My wife, Julia, and I arrived in Julian the day after Thanksgiving. Typically it's one of the busiest weekends of the year in the historic mining town about 60 miles east of San Diego. We saw the first scars of the fire just past Santa Ysabel, a community at the crossroads of California highways 78 and 79, about seven miles from Julian.
There were pockets of blackened soil, solemn remains of the largest wildfire in state history. An area more than two-thirds the size of Rhode Island burned in Southern California, 3,600 structures were destroyed, at least 22 people died. Much of that destruction was near Julian in what was known as the Cedar fire.
We arrived about 4 p.m. Although many in the community had lost their homes, the fire had spared the downtown area, and streets were crowded. Christmas decorations were going up, and the mood was festive.
My first impression of Julian was that it smelled good, the air sweetened by the apple pies for which it is well known.

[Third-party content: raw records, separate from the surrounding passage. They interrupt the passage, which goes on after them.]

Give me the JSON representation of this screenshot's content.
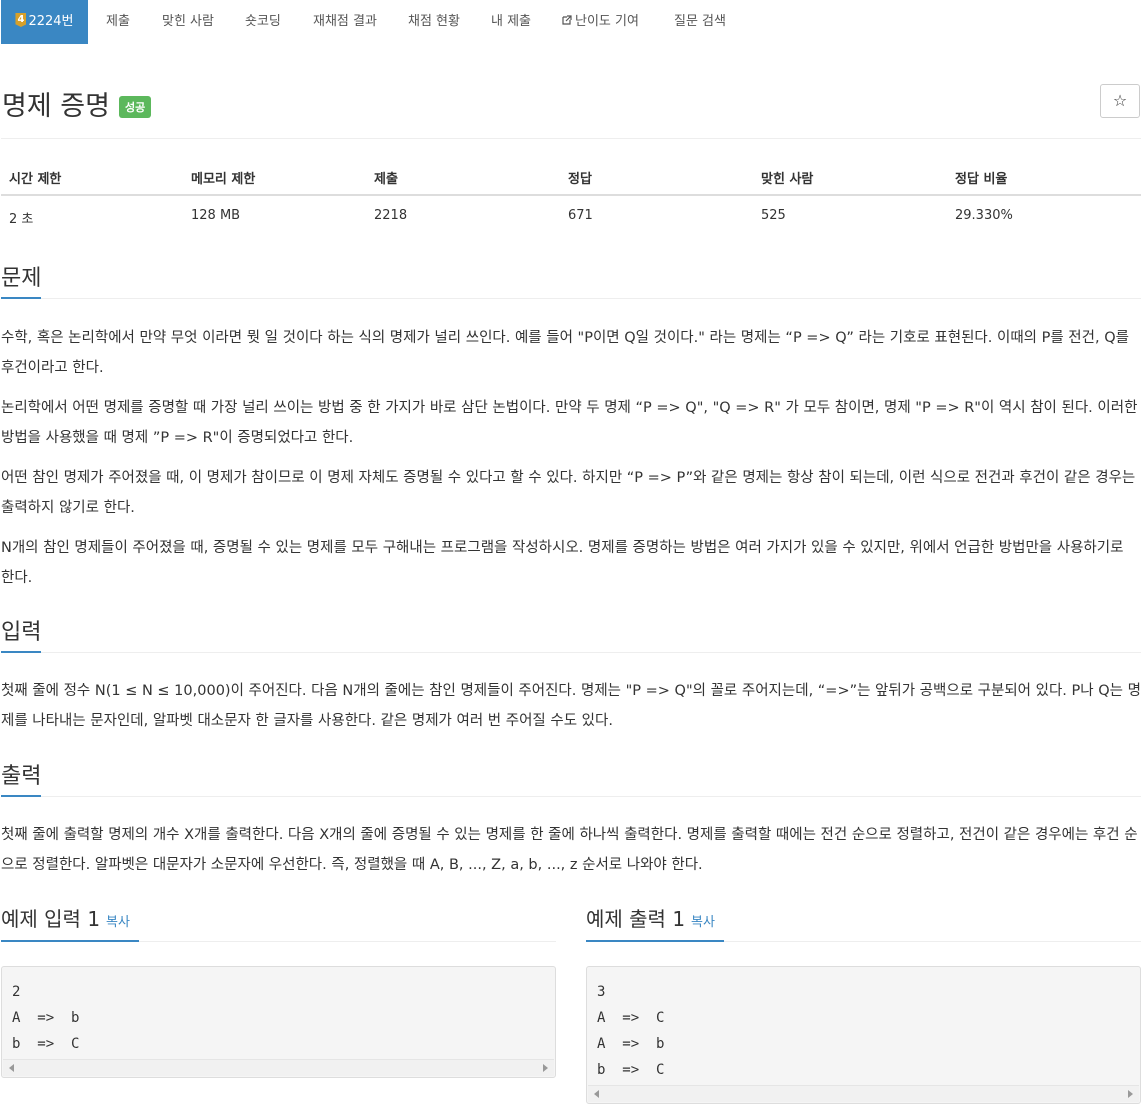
{
  "nav": {
    "level": "4",
    "problem_tab": "2224번",
    "items": [
      "제출",
      "맞힌 사람",
      "숏코딩",
      "재채점 결과",
      "채점 현황",
      "내 제출",
      "난이도 기여",
      "질문 검색"
    ]
  },
  "title": "명제 증명",
  "status_badge": "성공",
  "star_icon": "☆",
  "stats": {
    "headers": [
      "시간 제한",
      "메모리 제한",
      "제출",
      "정답",
      "맞힌 사람",
      "정답 비율"
    ],
    "values": [
      "2 초",
      "128 MB",
      "2218",
      "671",
      "525",
      "29.330%"
    ]
  },
  "sections": {
    "problem": {
      "title": "문제",
      "paragraphs": [
        "수학, 혹은 논리학에서 만약 무엇 이라면 뭣 일 것이다 하는 식의 명제가 널리 쓰인다. 예를 들어 \"P이면 Q일 것이다.\" 라는 명제는 “P => Q” 라는 기호로 표현된다. 이때의 P를 전건, Q를 후건이라고 한다.",
        "논리학에서 어떤 명제를 증명할 때 가장 널리 쓰이는 방법 중 한 가지가 바로 삼단 논법이다. 만약 두 명제 “P => Q\", \"Q => R\" 가 모두 참이면, 명제 \"P => R\"이 역시 참이 된다. 이러한 방법을 사용했을 때 명제 ”P => R\"이 증명되었다고 한다.",
        "어떤 참인 명제가 주어졌을 때, 이 명제가 참이므로 이 명제 자체도 증명될 수 있다고 할 수 있다. 하지만 “P => P”와 같은 명제는 항상 참이 되는데, 이런 식으로 전건과 후건이 같은 경우는 출력하지 않기로 한다.",
        "N개의 참인 명제들이 주어졌을 때, 증명될 수 있는 명제를 모두 구해내는 프로그램을 작성하시오. 명제를 증명하는 방법은 여러 가지가 있을 수 있지만, 위에서 언급한 방법만을 사용하기로 한다."
      ]
    },
    "input": {
      "title": "입력",
      "paragraphs": [
        "첫째 줄에 정수 N(1 ≤ N ≤ 10,000)이 주어진다. 다음 N개의 줄에는 참인 명제들이 주어진다. 명제는 \"P => Q\"의 꼴로 주어지는데, “=>”는 앞뒤가 공백으로 구분되어 있다. P나 Q는 명제를 나타내는 문자인데, 알파벳 대소문자 한 글자를 사용한다. 같은 명제가 여러 번 주어질 수도 있다."
      ]
    },
    "output": {
      "title": "출력",
      "paragraphs": [
        "첫째 줄에 출력할 명제의 개수 X개를 출력한다. 다음 X개의 줄에 증명될 수 있는 명제를 한 줄에 하나씩 출력한다. 명제를 출력할 때에는 전건 순으로 정렬하고, 전건이 같은 경우에는 후건 순으로 정렬한다. 알파벳은 대문자가 소문자에 우선한다. 즉, 정렬했을 때 A, B, ..., Z, a, b, ..., z 순서로 나와야 한다."
      ]
    }
  },
  "samples": {
    "copy_label": "복사",
    "input_title": "예제 입력 1",
    "input_lines": "2\nA  =>  b\nb  =>  C",
    "output_title": "예제 출력 1",
    "output_lines": "3\nA  =>  C\nA  =>  b\nb  =>  C"
  },
  "colors": {
    "primary": "#3a87c3",
    "success": "#5cb85c",
    "level_badge": "#d7a02a"
  }
}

I am not much of a traveler. If I were, I probably would have remembered to write down the name of the bed-and-breakfast where I had made reservations. Julia was not surprised that I had not. As we drove through town, I thought I would recognize the name if I saw it.
But I didn't see it.
After about 10 minutes, long enough to cover most of the town twice, Julia tactfully suggested we park and seek assistance and cappuccinos. Outside a gift shop, I picked up a local publication, fanned through it and, bingo: Villa de Valor Bed and Breakfast, on 3rd Street.
Town's bustle is back
We abandoned our plans for caffeine when we saw that the line at the Julian Coffee House was out the door. The town was abuzz with motorcycles, the sidewalks crowded with shoppers, equal numbers of them pushing strollers or walking dogs, some doing both.
We found 3rd Street, then Villa de Valor. The door was open, but no one was there. Valorie Ashley, dressed in a red San Diego Opera sweatshirt, sweatpants and fluffy moccasins, arrived about 10 minutes later. I was comforted by her appearance, because I dread formality, always a concern in a place filled with antiques.
She welcomed us, and as she showed us to our suite, she described how the house had been owned by Dr. Herman Lee Hildreth, assigned in 1918 by the Department of the Interior to serve residents of nearby Indian reservations. A newspaper article described him as a jolly man who often laughed and slapped his legs as he told stories. Old-timers still know the place as the Hildreth House.
Our suite, one of three, included a small bedroom in front, right off the porch that served as the doctor's office. The living area behind it was the library. Ashley's collection included "The Purpose of Your Life," "Conversations With God," "Closing Techniques (That Really Work!)."
Our room was filled with antiques and antique-like furnishings, a fireplace that burned gel candles, a mantel decorated with pine boughs and twinkling lights, a satellite television and a bedside CD player.
We made coffee and were drawn to the front porch by a sunset the color of ripe persimmons. It reminded me of fire.
It was Ashley's first full weekend back in business since the town was evacuated. There was a notable difference in the feeling of the place, she said. While people were smiling, many were hurting inside, and when they saw one another on the street, she said, they no longer asked, "How are you doing?"
"Now we ask each other, 'Are you all right?' "